By Mark Andrews and Andy Kelly
Back in 2014 Benfica were one of the teams invited to play in The Emirates Cup. We were asked by Andy Exley to write about one of Arsenal’s previous games against Benfica – the pre-season “friendly” in 1971.
One of the stories about Arsenal that Tottenham fans like dredge up due to their seemingly perpetual inferiority complex is that the Middlesex club were relegated in 1928 because Arsenal deliberately lost games to ensure this happened.
Even worse is that it gets an airing in some histories written about Arsenal, even the club’s official history!
So, is it true? Of course not.
Sir Henry Norris. Depending on which team you support, Sir Henry was either Arsenal’s saviour or the scourge of Tottenham. Even to some Arsenal fans he is thought of as a villain. Many of the negative stories about Sir Henry have been shown to have been exaggerated or even fabricated. However, one fact that cannot be ignored is that he was banned from the game for life by the Football Association for a number of financial indiscretions.
As we at The Arsenal History have discovered over the last few years, there is a major discrepancy in the facts of this story. Read More →
Part two of this look at Arsenal ownership examines the time since Stan Kroenke came on the scene.
For part one see here.
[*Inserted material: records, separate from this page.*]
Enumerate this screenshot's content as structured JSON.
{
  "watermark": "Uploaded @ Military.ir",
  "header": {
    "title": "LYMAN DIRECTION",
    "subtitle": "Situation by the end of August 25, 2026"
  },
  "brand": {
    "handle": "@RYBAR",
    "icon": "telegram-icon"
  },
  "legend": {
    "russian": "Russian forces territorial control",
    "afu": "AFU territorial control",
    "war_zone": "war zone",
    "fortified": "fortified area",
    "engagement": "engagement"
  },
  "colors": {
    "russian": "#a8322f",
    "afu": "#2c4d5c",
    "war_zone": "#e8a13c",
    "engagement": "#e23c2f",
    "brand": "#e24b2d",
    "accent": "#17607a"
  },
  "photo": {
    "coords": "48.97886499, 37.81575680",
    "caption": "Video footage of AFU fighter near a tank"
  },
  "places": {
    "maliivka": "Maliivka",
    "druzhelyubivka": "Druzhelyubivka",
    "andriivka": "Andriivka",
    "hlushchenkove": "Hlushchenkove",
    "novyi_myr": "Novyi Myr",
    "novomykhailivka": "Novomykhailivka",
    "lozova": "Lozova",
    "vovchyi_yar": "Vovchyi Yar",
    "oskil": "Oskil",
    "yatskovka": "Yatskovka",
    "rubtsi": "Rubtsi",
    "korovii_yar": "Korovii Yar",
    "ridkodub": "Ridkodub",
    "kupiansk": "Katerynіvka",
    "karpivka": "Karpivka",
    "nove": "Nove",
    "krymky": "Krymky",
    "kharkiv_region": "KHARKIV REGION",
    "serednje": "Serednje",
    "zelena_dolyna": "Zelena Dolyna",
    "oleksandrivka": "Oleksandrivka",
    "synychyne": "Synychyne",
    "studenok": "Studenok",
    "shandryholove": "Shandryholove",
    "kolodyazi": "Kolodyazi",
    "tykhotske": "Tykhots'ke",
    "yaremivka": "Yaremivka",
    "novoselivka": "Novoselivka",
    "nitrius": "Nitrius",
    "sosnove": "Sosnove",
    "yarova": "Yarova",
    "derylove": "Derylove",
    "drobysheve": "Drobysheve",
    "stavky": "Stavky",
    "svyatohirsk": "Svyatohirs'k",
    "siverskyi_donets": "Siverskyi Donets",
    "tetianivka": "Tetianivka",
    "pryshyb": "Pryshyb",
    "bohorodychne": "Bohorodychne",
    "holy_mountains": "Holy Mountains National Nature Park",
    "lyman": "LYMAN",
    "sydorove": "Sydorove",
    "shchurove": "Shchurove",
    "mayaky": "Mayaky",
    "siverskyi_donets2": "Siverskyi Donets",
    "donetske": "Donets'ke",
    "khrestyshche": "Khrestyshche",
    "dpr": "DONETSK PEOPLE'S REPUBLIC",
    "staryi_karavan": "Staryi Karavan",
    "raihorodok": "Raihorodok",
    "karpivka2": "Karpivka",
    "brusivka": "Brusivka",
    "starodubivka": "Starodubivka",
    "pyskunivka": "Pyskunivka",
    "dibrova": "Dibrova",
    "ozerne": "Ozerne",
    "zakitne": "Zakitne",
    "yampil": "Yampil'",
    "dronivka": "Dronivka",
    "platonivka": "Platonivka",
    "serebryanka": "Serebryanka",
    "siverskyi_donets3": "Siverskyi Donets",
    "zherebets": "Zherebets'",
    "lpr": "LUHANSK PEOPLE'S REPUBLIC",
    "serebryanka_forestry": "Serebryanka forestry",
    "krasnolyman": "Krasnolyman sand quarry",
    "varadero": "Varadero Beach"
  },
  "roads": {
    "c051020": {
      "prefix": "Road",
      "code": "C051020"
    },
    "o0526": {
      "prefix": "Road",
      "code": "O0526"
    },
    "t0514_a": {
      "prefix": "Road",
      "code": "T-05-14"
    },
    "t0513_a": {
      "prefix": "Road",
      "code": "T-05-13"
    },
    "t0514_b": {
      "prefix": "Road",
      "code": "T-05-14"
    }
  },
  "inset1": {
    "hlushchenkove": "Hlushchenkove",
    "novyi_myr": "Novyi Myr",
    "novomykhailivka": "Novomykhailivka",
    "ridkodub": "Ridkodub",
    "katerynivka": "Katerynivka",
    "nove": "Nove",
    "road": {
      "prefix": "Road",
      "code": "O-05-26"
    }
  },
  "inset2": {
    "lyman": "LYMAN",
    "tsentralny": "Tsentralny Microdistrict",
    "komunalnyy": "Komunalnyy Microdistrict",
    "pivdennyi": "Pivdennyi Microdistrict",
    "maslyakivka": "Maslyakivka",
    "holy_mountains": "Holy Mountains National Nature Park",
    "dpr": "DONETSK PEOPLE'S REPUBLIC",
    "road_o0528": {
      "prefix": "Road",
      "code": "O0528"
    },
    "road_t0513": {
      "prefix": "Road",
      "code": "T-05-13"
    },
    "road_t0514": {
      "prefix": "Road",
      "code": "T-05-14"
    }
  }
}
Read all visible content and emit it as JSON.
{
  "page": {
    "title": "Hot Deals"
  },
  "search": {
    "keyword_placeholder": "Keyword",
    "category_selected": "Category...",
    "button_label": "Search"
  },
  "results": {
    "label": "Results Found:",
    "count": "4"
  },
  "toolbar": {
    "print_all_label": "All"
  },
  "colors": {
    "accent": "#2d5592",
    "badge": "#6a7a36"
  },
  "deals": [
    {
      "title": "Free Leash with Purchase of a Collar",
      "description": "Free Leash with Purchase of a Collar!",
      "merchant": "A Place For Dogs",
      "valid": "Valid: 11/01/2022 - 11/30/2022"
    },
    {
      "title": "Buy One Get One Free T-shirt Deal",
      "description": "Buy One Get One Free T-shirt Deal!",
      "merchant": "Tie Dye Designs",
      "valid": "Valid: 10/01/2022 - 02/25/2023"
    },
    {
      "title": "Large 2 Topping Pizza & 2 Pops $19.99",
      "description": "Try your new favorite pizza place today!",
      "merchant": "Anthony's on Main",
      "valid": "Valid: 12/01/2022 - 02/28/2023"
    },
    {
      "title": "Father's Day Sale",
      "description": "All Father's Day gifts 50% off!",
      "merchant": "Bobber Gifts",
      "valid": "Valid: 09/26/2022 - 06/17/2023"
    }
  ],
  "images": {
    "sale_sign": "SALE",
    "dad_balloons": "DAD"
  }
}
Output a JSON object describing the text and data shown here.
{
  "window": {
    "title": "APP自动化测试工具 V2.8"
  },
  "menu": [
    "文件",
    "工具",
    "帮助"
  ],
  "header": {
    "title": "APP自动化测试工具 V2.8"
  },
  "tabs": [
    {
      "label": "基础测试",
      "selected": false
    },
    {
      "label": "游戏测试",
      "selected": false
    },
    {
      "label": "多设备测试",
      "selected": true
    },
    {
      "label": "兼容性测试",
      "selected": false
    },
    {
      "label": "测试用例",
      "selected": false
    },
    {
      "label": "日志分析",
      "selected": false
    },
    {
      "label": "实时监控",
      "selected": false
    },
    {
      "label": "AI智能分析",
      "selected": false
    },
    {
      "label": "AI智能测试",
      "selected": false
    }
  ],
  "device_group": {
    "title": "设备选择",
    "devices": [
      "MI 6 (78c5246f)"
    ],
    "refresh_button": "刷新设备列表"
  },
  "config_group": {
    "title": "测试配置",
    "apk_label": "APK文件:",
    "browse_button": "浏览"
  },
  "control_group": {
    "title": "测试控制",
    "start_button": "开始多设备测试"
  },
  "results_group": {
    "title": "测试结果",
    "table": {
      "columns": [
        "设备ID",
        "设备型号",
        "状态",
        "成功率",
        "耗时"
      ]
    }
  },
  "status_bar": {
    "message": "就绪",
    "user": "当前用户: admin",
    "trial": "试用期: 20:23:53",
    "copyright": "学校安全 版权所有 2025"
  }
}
It’s well-known that Stan Kroenke was introduced to Arsenal by David Dein, whose thinking was that Kroenke’s money could help Arsenal compete with the newly rich Chelsea, who were benefitting from Roman Abramovich’s billions. It is understood that Dein brokered the deal between Granada and Kroenke, with the view that Kroenke could take over the club and make cash available to cover Arsenal through the potentially tricky period between building the new stadium and finishing the redevelopment of Highbury and other sites linked to the property deals. Bear in mind that this was still before the financial crisis, and the club expected to easily make eight-figure profits from the property development. Kroenke bought Granada Media’s 6,216 shares (9.99%) and by the end of May 2007 he held 7,584 (12.2%). He’d bought 659 of these from Danny Fiszman, who’d decided to round his holding down to exactly 15,000 shares. It’s believed that Fiszman didn’t realise at the time he was selling to Kroenke and was not pleased about it.
At this stage Kroenke was still not welcomed by the rest of the Arsenal Board, who considered Dein had gone behind their backs. This was one reason for a falling-out between old friends Dein and Fiszman. As a result Dein was dismissed from the Board of directors in April 2007. Read More →
Ownership of Arsenal football club is an ongoing story, as disquiet has grown among fans about the direction of the club under Stan Kroenke. Is Kroenke a good or bad owner? Would Alisher Usmanov be better? How did the two of them come to own 97% of Arsenal between them? How did they get involved and where did they get their shares from? We’ll try and explain.
Sorry to disappoint you “Kroenke Out” fans but this happened 106 years ago.
The 1909-10 season was something of a watershed for Woolwich Arsenal FC. Having hit the highs of promotion to the First Division in 1904 and FA Cup semi-finals in 1906 and 1907, things turned decidedly sour for the Reds over the next three years. The main problem was that they were no longer the only club in London and the south in the top tier of English football. Chelsea had gained promotion in 1907, whilst Middlesex’s Tottenham followed suit two years later.
A couple of weeks ago I was asked by Nik Brumsack if I would like to contribute to the “A Game of Two Halves” feature in the Arsenal Magazine. I was informed that John Cross of the Daily Mirror had first dibs and had chosen Arsene Wenger. That left me to choose between George Graham and Herbert Chapman.
On 1 February 1958, Arsenal hosted reigning league champions Manchester United at Highbury. A massive crowd of 63,578 turned up to see the Busby Babes. They saw what has been described as “the greatest game ever seen” by those who were there. The thrilling game finished 5-4 in favour of the visitors. However, it would be the last time this talented young team were seen in England.
One of the joys of digging around in Arsenal’s past is finding a photograph or an article that looks reasonably interesting and then, on further investigation, reveals a ripping yarn. Read More →
If you’re an Arsenal fan that has been to a game any time in the last 80 odd years, the chances are you will have used or walked past Arsenal underground station. And if you’re an Arsenal fan with an interest in the club’s history you will, no doubt, know that it was originally called Gillespie Road and renamed to Arsenal (Highbury Hill) on 5 November 1932. It was an idea of Herbert Chapman, Arsenal’s legendary manager, to raise the profile of the club.